---------- Provided data ----------

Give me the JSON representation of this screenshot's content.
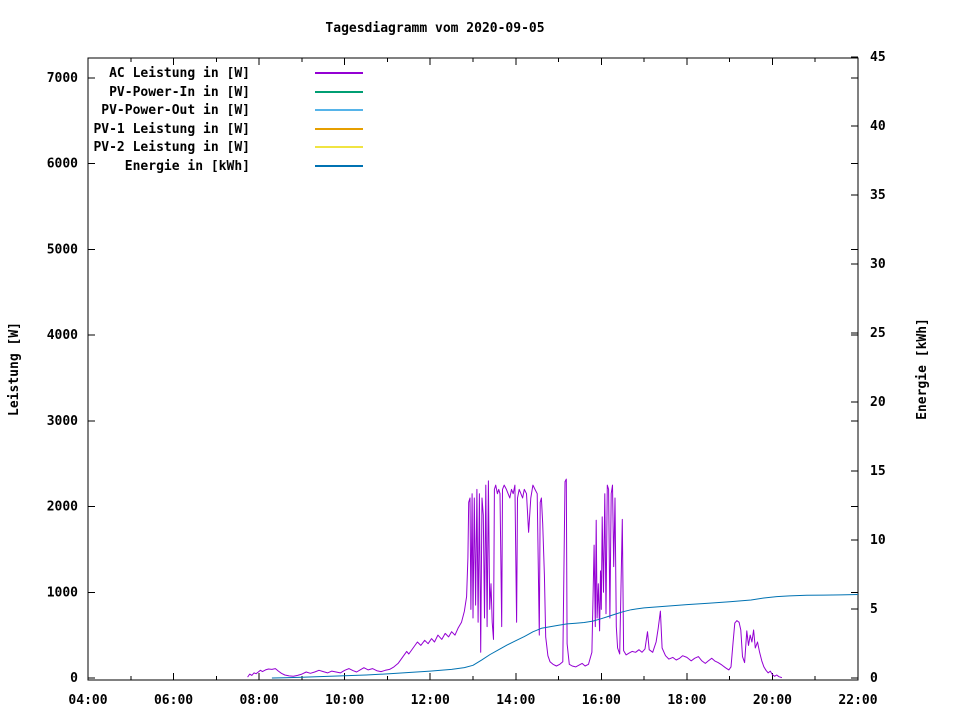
{
  "page": {
    "background": "#ffffff",
    "text_color": "#000000"
  },
  "chart_data": {
    "type": "line",
    "title": "Tagesdiagramm vom 2020-09-05",
    "grid": false,
    "legend_position": "top-left-inside",
    "x_axis": {
      "unit": "time",
      "range_hours": [
        4,
        22
      ],
      "major_tick_hours": [
        4,
        6,
        8,
        10,
        12,
        14,
        16,
        18,
        20,
        22
      ],
      "major_tick_labels": [
        "04:00",
        "06:00",
        "08:00",
        "10:00",
        "12:00",
        "14:00",
        "16:00",
        "18:00",
        "20:00",
        "22:00"
      ],
      "minor_tick_hours": [
        5,
        7,
        9,
        11,
        13,
        15,
        17,
        19,
        21
      ]
    },
    "y_left_axis": {
      "label": "Leistung [W]",
      "range": [
        0,
        7250
      ],
      "tick_values": [
        0,
        1000,
        2000,
        3000,
        4000,
        5000,
        6000,
        7000
      ]
    },
    "y_right_axis": {
      "label": "Energie [kWh]",
      "range": [
        0,
        45
      ],
      "tick_values": [
        0,
        5,
        10,
        15,
        20,
        25,
        30,
        35,
        40,
        45
      ]
    },
    "series": [
      {
        "name": "AC Leistung in [W]",
        "color": "#9400d3",
        "axis": "left",
        "points": [
          [
            7.73,
            10
          ],
          [
            7.78,
            45
          ],
          [
            7.83,
            30
          ],
          [
            7.88,
            60
          ],
          [
            7.93,
            50
          ],
          [
            7.98,
            70
          ],
          [
            8.03,
            90
          ],
          [
            8.08,
            75
          ],
          [
            8.15,
            95
          ],
          [
            8.22,
            105
          ],
          [
            8.3,
            100
          ],
          [
            8.38,
            110
          ],
          [
            8.45,
            80
          ],
          [
            8.52,
            55
          ],
          [
            8.6,
            35
          ],
          [
            8.7,
            25
          ],
          [
            8.8,
            20
          ],
          [
            8.9,
            30
          ],
          [
            9.0,
            45
          ],
          [
            9.1,
            70
          ],
          [
            9.2,
            55
          ],
          [
            9.3,
            70
          ],
          [
            9.4,
            90
          ],
          [
            9.5,
            75
          ],
          [
            9.6,
            60
          ],
          [
            9.7,
            80
          ],
          [
            9.8,
            70
          ],
          [
            9.9,
            60
          ],
          [
            10.0,
            90
          ],
          [
            10.1,
            110
          ],
          [
            10.2,
            85
          ],
          [
            10.28,
            70
          ],
          [
            10.36,
            95
          ],
          [
            10.45,
            120
          ],
          [
            10.55,
            95
          ],
          [
            10.65,
            110
          ],
          [
            10.75,
            85
          ],
          [
            10.85,
            75
          ],
          [
            10.95,
            90
          ],
          [
            11.05,
            100
          ],
          [
            11.15,
            130
          ],
          [
            11.25,
            170
          ],
          [
            11.35,
            240
          ],
          [
            11.45,
            310
          ],
          [
            11.5,
            280
          ],
          [
            11.6,
            350
          ],
          [
            11.7,
            420
          ],
          [
            11.78,
            380
          ],
          [
            11.87,
            440
          ],
          [
            11.95,
            400
          ],
          [
            12.03,
            460
          ],
          [
            12.1,
            420
          ],
          [
            12.18,
            500
          ],
          [
            12.27,
            450
          ],
          [
            12.35,
            520
          ],
          [
            12.43,
            480
          ],
          [
            12.5,
            540
          ],
          [
            12.58,
            500
          ],
          [
            12.65,
            580
          ],
          [
            12.73,
            650
          ],
          [
            12.8,
            780
          ],
          [
            12.85,
            950
          ],
          [
            12.88,
            1400
          ],
          [
            12.9,
            2050
          ],
          [
            12.93,
            2100
          ],
          [
            12.95,
            800
          ],
          [
            12.98,
            2150
          ],
          [
            13.0,
            700
          ],
          [
            13.03,
            2100
          ],
          [
            13.06,
            850
          ],
          [
            13.09,
            2200
          ],
          [
            13.12,
            650
          ],
          [
            13.15,
            2150
          ],
          [
            13.18,
            300
          ],
          [
            13.21,
            2100
          ],
          [
            13.24,
            1900
          ],
          [
            13.27,
            700
          ],
          [
            13.3,
            2250
          ],
          [
            13.33,
            600
          ],
          [
            13.36,
            2300
          ],
          [
            13.39,
            800
          ],
          [
            13.42,
            1100
          ],
          [
            13.45,
            650
          ],
          [
            13.48,
            450
          ],
          [
            13.5,
            2200
          ],
          [
            13.53,
            2250
          ],
          [
            13.57,
            2150
          ],
          [
            13.6,
            2200
          ],
          [
            13.63,
            2150
          ],
          [
            13.67,
            600
          ],
          [
            13.69,
            2200
          ],
          [
            13.73,
            2250
          ],
          [
            13.78,
            2200
          ],
          [
            13.82,
            2150
          ],
          [
            13.86,
            2100
          ],
          [
            13.9,
            2200
          ],
          [
            13.94,
            2150
          ],
          [
            13.98,
            2250
          ],
          [
            14.02,
            650
          ],
          [
            14.04,
            2100
          ],
          [
            14.08,
            2200
          ],
          [
            14.12,
            2150
          ],
          [
            14.16,
            2100
          ],
          [
            14.2,
            2200
          ],
          [
            14.25,
            2150
          ],
          [
            14.3,
            1700
          ],
          [
            14.35,
            2100
          ],
          [
            14.4,
            2250
          ],
          [
            14.45,
            2200
          ],
          [
            14.5,
            2150
          ],
          [
            14.55,
            500
          ],
          [
            14.57,
            2050
          ],
          [
            14.6,
            2100
          ],
          [
            14.63,
            1800
          ],
          [
            14.67,
            1200
          ],
          [
            14.7,
            480
          ],
          [
            14.75,
            260
          ],
          [
            14.8,
            190
          ],
          [
            14.87,
            160
          ],
          [
            14.95,
            140
          ],
          [
            15.03,
            160
          ],
          [
            15.1,
            190
          ],
          [
            15.15,
            2290
          ],
          [
            15.18,
            2320
          ],
          [
            15.2,
            400
          ],
          [
            15.25,
            160
          ],
          [
            15.32,
            140
          ],
          [
            15.4,
            130
          ],
          [
            15.48,
            150
          ],
          [
            15.55,
            170
          ],
          [
            15.62,
            140
          ],
          [
            15.7,
            160
          ],
          [
            15.78,
            300
          ],
          [
            15.83,
            1550
          ],
          [
            15.86,
            600
          ],
          [
            15.88,
            1840
          ],
          [
            15.9,
            700
          ],
          [
            15.93,
            1100
          ],
          [
            15.96,
            550
          ],
          [
            15.98,
            1250
          ],
          [
            16.0,
            800
          ],
          [
            16.02,
            1880
          ],
          [
            16.05,
            1000
          ],
          [
            16.08,
            2150
          ],
          [
            16.11,
            750
          ],
          [
            16.14,
            2250
          ],
          [
            16.17,
            2200
          ],
          [
            16.2,
            700
          ],
          [
            16.23,
            2150
          ],
          [
            16.26,
            2250
          ],
          [
            16.29,
            1300
          ],
          [
            16.32,
            2100
          ],
          [
            16.35,
            600
          ],
          [
            16.38,
            350
          ],
          [
            16.43,
            280
          ],
          [
            16.49,
            1850
          ],
          [
            16.52,
            320
          ],
          [
            16.58,
            270
          ],
          [
            16.65,
            290
          ],
          [
            16.72,
            310
          ],
          [
            16.8,
            300
          ],
          [
            16.88,
            330
          ],
          [
            16.95,
            300
          ],
          [
            17.02,
            340
          ],
          [
            17.08,
            540
          ],
          [
            17.12,
            330
          ],
          [
            17.2,
            300
          ],
          [
            17.28,
            420
          ],
          [
            17.33,
            580
          ],
          [
            17.38,
            780
          ],
          [
            17.42,
            350
          ],
          [
            17.5,
            260
          ],
          [
            17.58,
            220
          ],
          [
            17.67,
            240
          ],
          [
            17.75,
            210
          ],
          [
            17.83,
            230
          ],
          [
            17.9,
            260
          ],
          [
            18.0,
            240
          ],
          [
            18.1,
            200
          ],
          [
            18.18,
            230
          ],
          [
            18.27,
            250
          ],
          [
            18.35,
            200
          ],
          [
            18.43,
            170
          ],
          [
            18.5,
            200
          ],
          [
            18.58,
            230
          ],
          [
            18.65,
            200
          ],
          [
            18.73,
            180
          ],
          [
            18.82,
            150
          ],
          [
            18.9,
            120
          ],
          [
            18.98,
            95
          ],
          [
            19.03,
            130
          ],
          [
            19.08,
            420
          ],
          [
            19.12,
            640
          ],
          [
            19.17,
            670
          ],
          [
            19.22,
            650
          ],
          [
            19.26,
            560
          ],
          [
            19.3,
            250
          ],
          [
            19.35,
            180
          ],
          [
            19.4,
            550
          ],
          [
            19.44,
            380
          ],
          [
            19.48,
            500
          ],
          [
            19.52,
            420
          ],
          [
            19.56,
            560
          ],
          [
            19.6,
            350
          ],
          [
            19.65,
            420
          ],
          [
            19.7,
            300
          ],
          [
            19.75,
            200
          ],
          [
            19.8,
            130
          ],
          [
            19.85,
            90
          ],
          [
            19.9,
            60
          ],
          [
            19.95,
            80
          ],
          [
            20.0,
            40
          ],
          [
            20.05,
            20
          ],
          [
            20.1,
            35
          ],
          [
            20.15,
            15
          ],
          [
            20.22,
            5
          ]
        ]
      },
      {
        "name": "PV-Power-In in [W]",
        "color": "#009e73",
        "axis": "left",
        "points": []
      },
      {
        "name": "PV-Power-Out in [W]",
        "color": "#56b4e9",
        "axis": "left",
        "points": []
      },
      {
        "name": "PV-1 Leistung in [W]",
        "color": "#e69f00",
        "axis": "left",
        "points": []
      },
      {
        "name": "PV-2 Leistung in [W]",
        "color": "#f0e442",
        "axis": "left",
        "points": []
      },
      {
        "name": "Energie in [kWh]",
        "color": "#0072b2",
        "axis": "right",
        "points": [
          [
            8.3,
            0
          ],
          [
            8.6,
            0.02
          ],
          [
            9.0,
            0.06
          ],
          [
            9.5,
            0.11
          ],
          [
            10.0,
            0.16
          ],
          [
            10.5,
            0.22
          ],
          [
            11.0,
            0.3
          ],
          [
            11.5,
            0.4
          ],
          [
            12.0,
            0.5
          ],
          [
            12.5,
            0.62
          ],
          [
            12.8,
            0.75
          ],
          [
            13.0,
            0.92
          ],
          [
            13.2,
            1.3
          ],
          [
            13.4,
            1.7
          ],
          [
            13.6,
            2.05
          ],
          [
            13.8,
            2.4
          ],
          [
            14.0,
            2.7
          ],
          [
            14.2,
            3.0
          ],
          [
            14.4,
            3.35
          ],
          [
            14.6,
            3.6
          ],
          [
            14.8,
            3.72
          ],
          [
            15.0,
            3.82
          ],
          [
            15.2,
            3.92
          ],
          [
            15.4,
            3.97
          ],
          [
            15.6,
            4.02
          ],
          [
            15.8,
            4.12
          ],
          [
            16.0,
            4.3
          ],
          [
            16.15,
            4.45
          ],
          [
            16.3,
            4.6
          ],
          [
            16.5,
            4.8
          ],
          [
            16.7,
            4.95
          ],
          [
            17.0,
            5.08
          ],
          [
            17.5,
            5.2
          ],
          [
            18.0,
            5.32
          ],
          [
            18.5,
            5.42
          ],
          [
            19.0,
            5.52
          ],
          [
            19.5,
            5.65
          ],
          [
            19.8,
            5.8
          ],
          [
            20.1,
            5.9
          ],
          [
            20.4,
            5.95
          ],
          [
            20.8,
            5.99
          ],
          [
            21.2,
            6.01
          ],
          [
            21.6,
            6.02
          ],
          [
            22.0,
            6.05
          ]
        ]
      }
    ]
  }
}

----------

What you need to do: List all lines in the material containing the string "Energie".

Result of this exercise:
      "label": "Energie [kWh]",
        "name": "Energie in [kWh]",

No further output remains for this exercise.